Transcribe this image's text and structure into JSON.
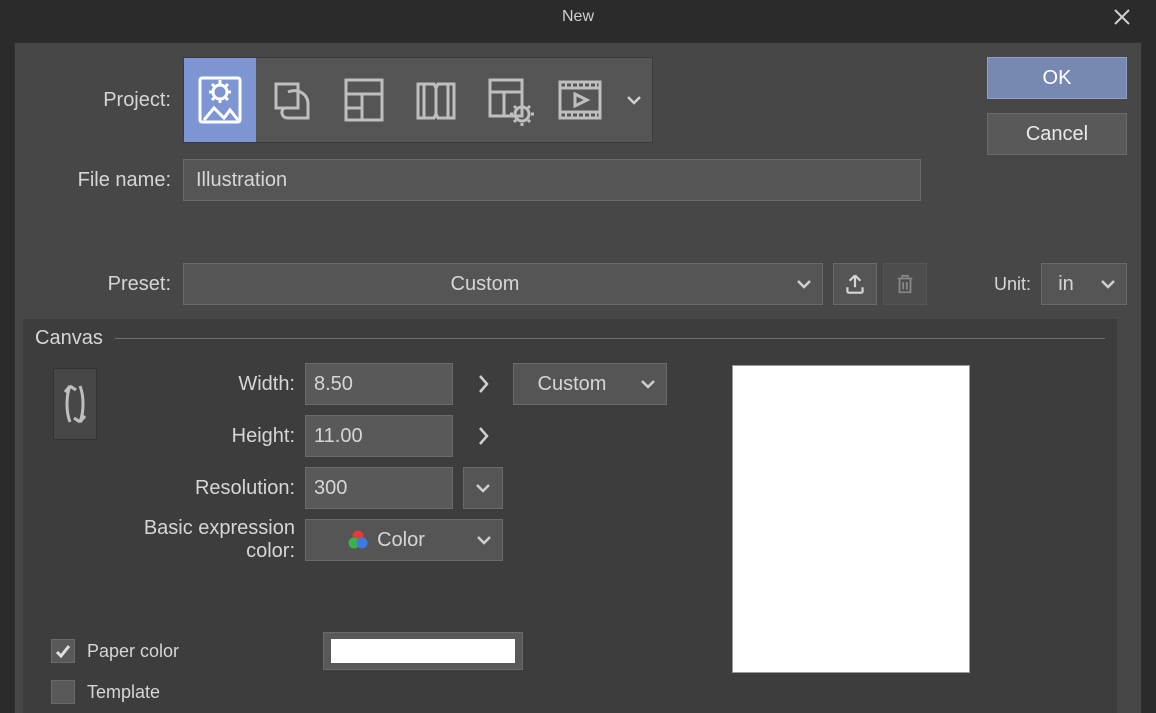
{
  "title": "New",
  "actions": {
    "ok": "OK",
    "cancel": "Cancel"
  },
  "project": {
    "label": "Project:",
    "types": [
      "illustration",
      "webtoon",
      "comic",
      "book",
      "settings",
      "animation"
    ],
    "selected_index": 0
  },
  "filename": {
    "label": "File name:",
    "value": "Illustration"
  },
  "preset": {
    "label": "Preset:",
    "value": "Custom"
  },
  "unit": {
    "label": "Unit:",
    "value": "in"
  },
  "canvas": {
    "group_label": "Canvas",
    "width_label": "Width:",
    "width_value": "8.50",
    "height_label": "Height:",
    "height_value": "11.00",
    "resolution_label": "Resolution:",
    "resolution_value": "300",
    "size_preset": "Custom",
    "color_label": "Basic expression color:",
    "color_value": "Color",
    "paper_label": "Paper color",
    "paper_checked": true,
    "paper_swatch": "#ffffff",
    "template_label": "Template",
    "template_checked": false
  }
}
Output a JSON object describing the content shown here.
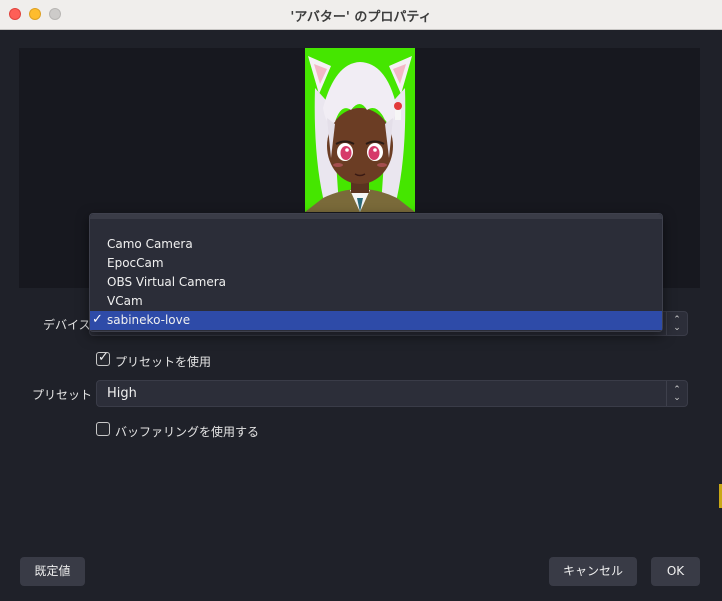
{
  "window": {
    "title": "'アバター' のプロパティ"
  },
  "form": {
    "device_label": "デバイス",
    "device_options": [
      "Camo Camera",
      "EpocCam",
      "OBS Virtual Camera",
      "VCam",
      "sabineko-love"
    ],
    "device_selected": "sabineko-love",
    "use_preset_label": "プリセットを使用",
    "use_preset_checked": true,
    "preset_label": "プリセット",
    "preset_value": "High",
    "buffering_label": "バッファリングを使用する",
    "buffering_checked": false
  },
  "icons": {
    "check": "checkmark-icon",
    "stepper": "up-down-chevron-icon"
  },
  "buttons": {
    "defaults": "既定値",
    "cancel": "キャンセル",
    "ok": "OK"
  },
  "colors": {
    "accent": "#2e4ba8",
    "background": "#1f2129",
    "chroma_green": "#45e600"
  }
}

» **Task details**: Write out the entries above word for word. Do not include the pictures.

» **Exercise output**:
Transcribe this image's text and structure into JSON.
{
  "title": "New",
  "actions": {
    "ok": "OK",
    "cancel": "Cancel"
  },
  "project": {
    "label": "Project:",
    "types": [
      "illustration",
      "webtoon",
      "comic",
      "book",
      "settings",
      "animation"
    ],
    "selected_index": 0
  },
  "filename": {
    "label": "File name:",
    "value": "Illustration"
  },
  "preset": {
    "label": "Preset:",
    "value": "Custom"
  },
  "unit": {
    "label": "Unit:",
    "value": "in"
  },
  "canvas": {
    "group_label": "Canvas",
    "width_label": "Width:",
    "width_value": "8.50",
    "height_label": "Height:",
    "height_value": "11.00",
    "resolution_label": "Resolution:",
    "resolution_value": "300",
    "size_preset": "Custom",
    "color_label": "Basic expression color:",
    "color_value": "Color",
    "paper_label": "Paper color",
    "paper_checked": true,
    "paper_swatch": "#ffffff",
    "template_label": "Template",
    "template_checked": false
  }
}
Output a JSON object describing the content shown here.
{
  "window": {
    "title": "'アバター' のプロパティ"
  },
  "form": {
    "device_label": "デバイス",
    "device_options": [
      "Camo Camera",
      "EpocCam",
      "OBS Virtual Camera",
      "VCam",
      "sabineko-love"
    ],
    "device_selected": "sabineko-love",
    "use_preset_label": "プリセットを使用",
    "use_preset_checked": true,
    "preset_label": "プリセット",
    "preset_value": "High",
    "buffering_label": "バッファリングを使用する",
    "buffering_checked": false
  },
  "icons": {
    "check": "checkmark-icon",
    "stepper": "up-down-chevron-icon"
  },
  "buttons": {
    "defaults": "既定値",
    "cancel": "キャンセル",
    "ok": "OK"
  },
  "colors": {
    "accent": "#2e4ba8",
    "background": "#1f2129",
    "chroma_green": "#45e600"
  }
}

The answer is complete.